[David O. McKay Office Journal] Council Meeting--S.L. Temple Re: Baptism of Negro President Joseph Fielding Smith said that he had received a letter marked personal in which the statement is made that someone had reported to the writer that President McKay had given consent that the temple endowment work be performed for a negro who is dead, and that therefore we were doing work for negroes in the temple. I related the following facts for the information of the Brethren, and said that I felt sure that I had previously brought this matter to the Council. A negro woman had called at the office some few years ago, she having her residency in Ogden. I stated that I think she said she was a Methodist; that her church could not do anything for her husband who was dead, and that before he died he wanted to join our Church; that inasmuch as our Church is the only Church that can do baptismal work for him, and he had requested that she see that his baptism was attended to if he did not recover from his illness, she wanted to have it done. I told her that that could be done. She explained that she knew that he could not receive the Priesthood. She said that the Ward teachers would do the work for him. I said that the thought came to me as to whether they could be baptized for him, and the matter was discussed in Council later. I gave consent for the Ward teacher to be baptized for this negro lady's husband. Now the report comes that the temple work was done for that negro, and therefore he was ordained an Elder. The facts are that the ward teachers were authorized to do baptism work for a colored man who had become converted but died before baptism could be performed, and there is no truth to the statement that he was ordained an Elder or permitted to have his endowments. At Council meeting today I made the following remarks to the brethren, it being the last meeting before the Christmas holidays. I have something to say to you personally as we approach the Holidays and close the year's work. First, I wish to express appreciation and deep appreciation for the companionship and loyalty of President Richards and President Clar, particularly during the last few months as we have sat together in counsel considering weighty problems that affect the Church, not only presently but in the future. My heart has been filled with consolation, and I may say pride and admiration, for their wise counsel. There is a freedom in our council which is unlimited. I am sure they feel free to express their opinions, as they should, and under the inspiration of their callings they contribute to decisions which I am sure are approved of our Father in Heaven. I do not know what other Presidents of the Church have had in their counselors; undoubtedly they have had inspirational help. They have, but I shall say this: that no other President has had greater strength in counselors who exercise greater wisdom than these two Brethren who complete the Presidency of the Church. (3)
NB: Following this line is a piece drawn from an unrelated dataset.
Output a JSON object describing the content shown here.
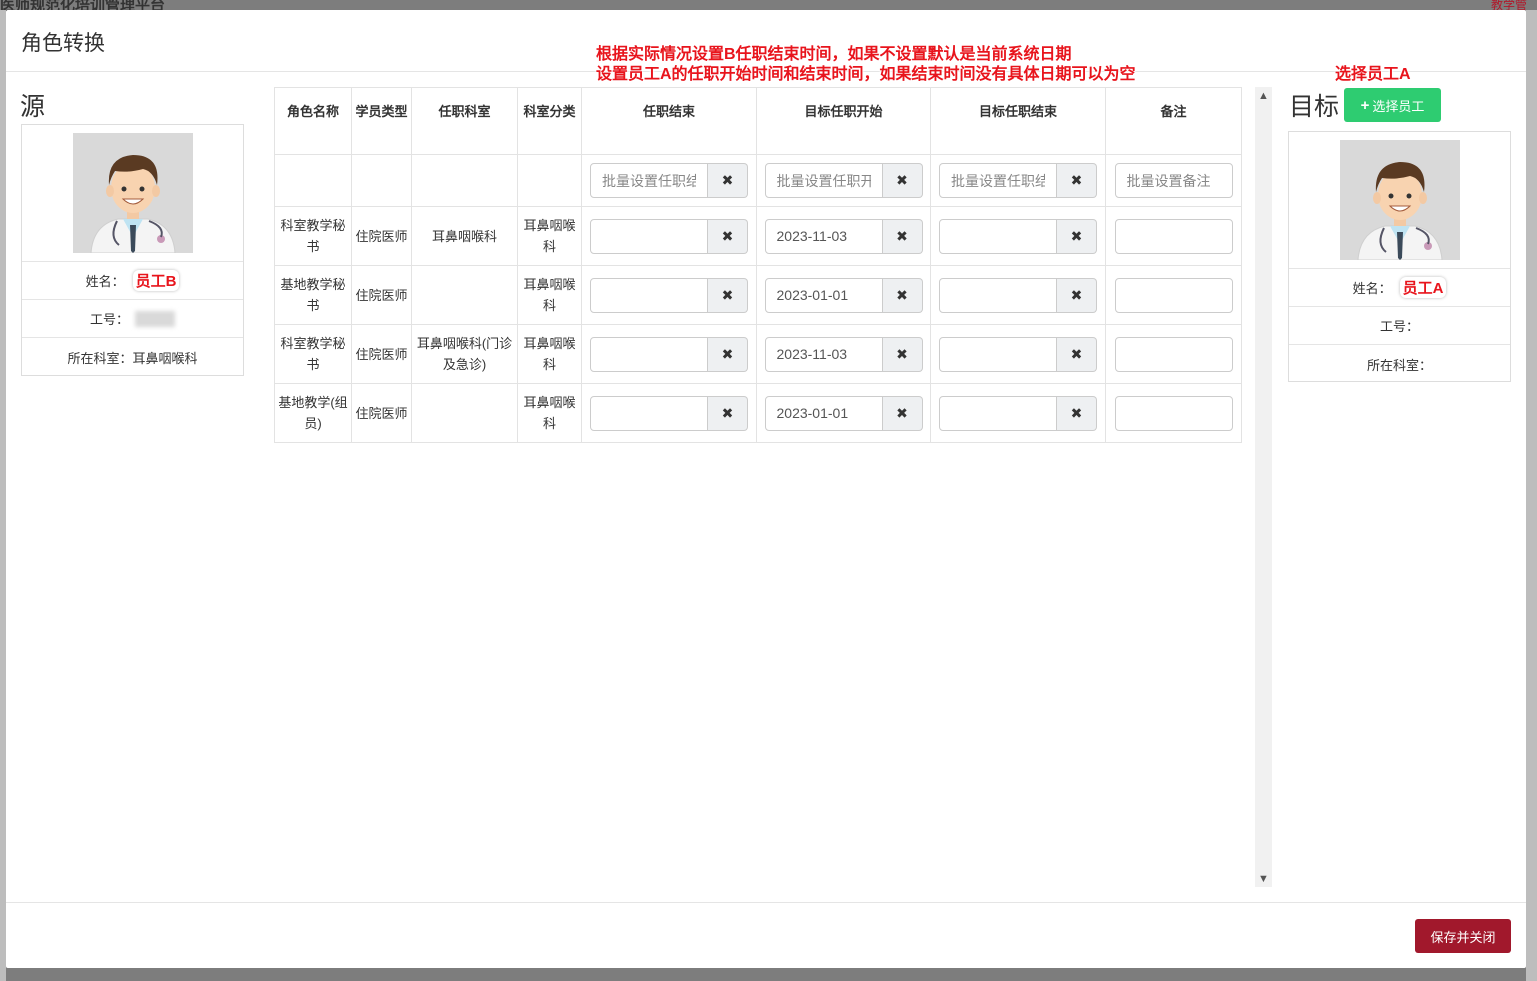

1 - Quinn, D. Michael, The Mormon Hierarchy: Origins of Power, Appendix 6, Biographical Sketches of General Officers of the Church of Jesus Christ of Latter-day Saints, 1830-47,
2 - Anderson, Devery; The Development of LDS Temple Worship, 1846-2000: A Documentary History,
3 - McKay, David O., Office Journal

LDS History Chronology: Unconventional Baptisms

Mormon History Timeline: Forms of Rebaptism in LDS History